The highly contagious and hard to detect nature of COVID-19 forced all students into remote-learning environments for the tail end of the 2019-2020 school year, a set up that will continue in the fall. This drastic change in how schools operate leads to complicated effects on teaching and learning, the well-being of students, and school funding.

According to the Learning Policy Institute, citing the U.S. census, around 47% of K-12 public education comes from state governments that overwhelmingly get their revenue from sales and income tax - both of which are expected to decrease due to the economic slowdown created to stop the spread of the coronavirus. According to economists and education scholars, significant school budget cuts may become a reality. At a time when educational systems need more support than ever, schools must use available funding to ensure they have access to tools and services that can be used with in-person and distance learning, build the capacity of their educators, quickly measure unfinished learning, and above all else, support students emotional and physical health – while ensuring equity for all.Funding Infographic

The first extensive stimulus package aimed at addressing the crisis, the Coronavirus Aid, Relief, and Economic Security, or CARES, Act, included:

  • $13.2 billion for state and local governments to fund continued K-12 education, including student learning, professional development, preparedness and response, and sanitation, despite the disruptions that the coronavirus brought to the classroom,
  • $100 million for the School Emergency Relief to Violence Project,
  • $3 billion for governors to ensure continued education,
  • $180 million in the form of competitive grants, named the Rethink K-12 Education Model Grants, meant to support those developing new and innovative ways to continue education remotely,
  • $8.8 billion to the U.S. Department of Agriculture to fund the National School Lunch Program, and
  • $25 million to support distance learning and broadband access in rural areas.

Additionally, several nongovernmental education organizations, such as the National Education Association and the Association of American Educators, are offering financial aid for professional development and materials.

The pandemic has shined a light on the growing digital divide, insufficient training for teachers, and lack of mental health and social emotional support for students. School districts apply to their states for CARES funding and can use the money for activities already authorized by Department of Education, responses to COVID-19, and to prepare for long-term school closures. More specifically, schools will be looking to invest in addressing the needs of under-served students (such as low-income students, students with disabilities, or English language learners), technology tools, sanitation supplies, and training for teachers.

However, the CARES Act was signed into law before massive school closures and remote learning plans were expected to remain a reality in the fall. Educators are now expecting more out of the federal government to help schools adjusting to this new normal. On May 5th, 2020, a letter addressed to majority and minority leaders of both the House and the Senate written by education organizations advocates for $175 billion for states to balance budgets and continue to fully support public education.
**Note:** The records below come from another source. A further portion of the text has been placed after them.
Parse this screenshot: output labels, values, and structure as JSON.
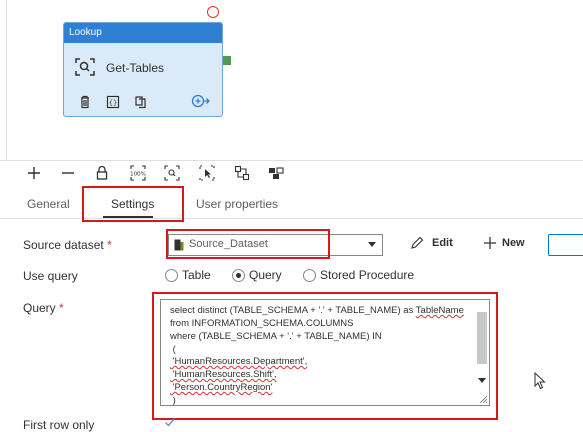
{
  "canvas": {
    "activity": {
      "type_label": "Lookup",
      "name": "Get-Tables",
      "icons": [
        "search-icon",
        "delete-icon",
        "code-icon",
        "copy-icon",
        "arrow-forward-icon"
      ]
    }
  },
  "toolbar": {
    "icons": [
      "add-icon",
      "remove-icon",
      "lock-icon",
      "zoom-100-icon",
      "zoom-fit-icon",
      "select-icon",
      "auto-align-icon",
      "layout-icon"
    ]
  },
  "tabs": [
    {
      "label": "General",
      "active": false
    },
    {
      "label": "Settings",
      "active": true
    },
    {
      "label": "User properties",
      "active": false
    }
  ],
  "settings": {
    "source_dataset_label": "Source dataset",
    "source_dataset_value": "Source_Dataset",
    "edit_label": "Edit",
    "new_label": "New",
    "use_query_label": "Use query",
    "use_query_options": [
      "Table",
      "Query",
      "Stored Procedure"
    ],
    "use_query_selected": "Query",
    "query_label": "Query",
    "required_mark": "*",
    "query_text": [
      "select distinct (TABLE_SCHEMA + '.' + TABLE_NAME) as TableName",
      "from INFORMATION_SCHEMA.COLUMNS",
      "where (TABLE_SCHEMA + '.' + TABLE_NAME) IN",
      " (",
      " 'HumanResources.Department',",
      " 'HumanResources.Shift',",
      " 'Person.CountryRegion'",
      " )"
    ],
    "first_row_only_label": "First row only",
    "first_row_only_checked": true
  },
  "colors": {
    "accent": "#0078d4",
    "activity_header": "#2f7fd3",
    "activity_body": "#dbeaf8",
    "highlight_box": "#d41919",
    "success_port": "#4e9a4e"
  }
}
The letter was signed by the School Superintendents Association and the American Federation of Teachers, among others. The Democratic-lead House of Representatives passed an added stimulus bill, entitled the Health and Economic Recovery Omnibus Emergency Solutions or HEROES Act, that includes $90 billion for the U.S. Department of Education. It also includes $1.5 billion of the FCC (Federal Communications Commission) fund Wi-Fi hotspots, electronic devices, and telecommunications services as well as $4 billion of FCC funding for expanding broadband, all of which could be used for remote learning. Lawmakers have also introduced the Emergency Educational Connections Act which provides $2 billion for tech devices and internet access. The Senate introduced a similar bill that would allocate $4 billion for technology to support remote learning.

With so much uncertainty, many school and district leaders may feel unprepared for re-opening of schools. Equity-based technology challenges may plague schools that are engaging in a full or hybrid model of distance learning. School and district leaders will need a variety of tools and training to become more prepared to teach remotely, attend to learning loss, and address the diverse needs of students. Though it remains uncertain if any additional federal funding bill for education will be passed, it is unlikely that that without A strong support network of district and school leaders, parents, educational organizations, and local communities, will enable educators to make a stable transition into the fall, regardless of the uncertain federal funding future.

We’re Ready to Help

CenterPoint Education Solutions has always focused on the importance of high-quality, aligned tools and supports for schools and districts across the country, and can apply our expertise to help education leaders manage the drastic changes to the K-12 landscape. Our Professional development solutions are focused on unpacking and deeply understanding standards as well as how to use assessment data to inform and drive instruction. These services are offered virtually, pre-recorded, or live, while maintaining an emphasis on collaboration and engagement. The professional development solutions offered by CenterPoint go together with our assessment and curriculum review services.

The need for education companies to provide resources in order to engage with students and other teachers in distance learning environments has become obvious, as schools are looking to spend their funds to prepare themselves for the still uncertain future and continuously changing scenarios of K-12 education. Another way the CARES Act funds can be used is to purchase web-based assessment tools that can quickly identify students' knowledge and skills, and where they will need added support. At CenterPoint, our experts help schools and districts with the design, development, and analysis of high-quality standards aligned assessments. These ELA and mathematics interim and diagnostic assessment products can help pinpoint what students know and how to accelerate their learning.

Contact CenterPoint to discuss your specific needs for the fall.